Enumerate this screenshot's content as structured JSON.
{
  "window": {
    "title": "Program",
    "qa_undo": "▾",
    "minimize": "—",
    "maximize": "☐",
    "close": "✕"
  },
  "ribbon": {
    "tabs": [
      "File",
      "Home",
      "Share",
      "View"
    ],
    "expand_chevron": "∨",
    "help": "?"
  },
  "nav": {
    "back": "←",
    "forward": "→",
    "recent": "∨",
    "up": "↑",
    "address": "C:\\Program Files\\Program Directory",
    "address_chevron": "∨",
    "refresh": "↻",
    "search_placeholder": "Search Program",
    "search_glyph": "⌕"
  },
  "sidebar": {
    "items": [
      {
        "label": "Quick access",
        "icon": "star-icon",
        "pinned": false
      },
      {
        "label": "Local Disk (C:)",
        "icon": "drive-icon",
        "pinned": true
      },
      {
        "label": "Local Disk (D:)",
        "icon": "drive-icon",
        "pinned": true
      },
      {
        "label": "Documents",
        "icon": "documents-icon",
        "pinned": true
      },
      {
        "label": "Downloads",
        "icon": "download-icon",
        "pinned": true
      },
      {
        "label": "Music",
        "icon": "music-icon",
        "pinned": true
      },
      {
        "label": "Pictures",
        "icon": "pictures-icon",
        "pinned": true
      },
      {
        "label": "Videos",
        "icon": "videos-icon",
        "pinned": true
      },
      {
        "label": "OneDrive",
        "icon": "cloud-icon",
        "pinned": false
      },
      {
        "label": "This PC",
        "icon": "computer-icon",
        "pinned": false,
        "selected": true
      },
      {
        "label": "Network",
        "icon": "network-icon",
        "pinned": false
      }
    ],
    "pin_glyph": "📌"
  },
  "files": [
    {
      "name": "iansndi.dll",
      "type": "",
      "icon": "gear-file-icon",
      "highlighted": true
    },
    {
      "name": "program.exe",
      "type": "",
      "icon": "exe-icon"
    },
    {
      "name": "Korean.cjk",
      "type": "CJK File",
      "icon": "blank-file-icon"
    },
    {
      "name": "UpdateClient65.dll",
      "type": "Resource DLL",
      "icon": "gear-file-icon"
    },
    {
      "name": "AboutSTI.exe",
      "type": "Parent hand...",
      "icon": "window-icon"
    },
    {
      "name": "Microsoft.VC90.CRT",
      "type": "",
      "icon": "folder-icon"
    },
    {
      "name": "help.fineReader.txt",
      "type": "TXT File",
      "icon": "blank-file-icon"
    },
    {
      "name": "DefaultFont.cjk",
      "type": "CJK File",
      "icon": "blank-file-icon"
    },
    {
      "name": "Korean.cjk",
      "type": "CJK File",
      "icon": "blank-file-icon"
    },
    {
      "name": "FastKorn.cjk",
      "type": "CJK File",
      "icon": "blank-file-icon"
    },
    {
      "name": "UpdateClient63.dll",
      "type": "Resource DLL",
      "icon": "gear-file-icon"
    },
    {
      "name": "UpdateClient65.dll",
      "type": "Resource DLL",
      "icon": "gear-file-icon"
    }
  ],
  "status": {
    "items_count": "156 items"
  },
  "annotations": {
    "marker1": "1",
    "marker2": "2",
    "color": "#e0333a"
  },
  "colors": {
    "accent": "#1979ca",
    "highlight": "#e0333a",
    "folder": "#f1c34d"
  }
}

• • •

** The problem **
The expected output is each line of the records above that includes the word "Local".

** Answer for the task **
        "label": "Local Disk (C:)",
        "label": "Local Disk (D:)",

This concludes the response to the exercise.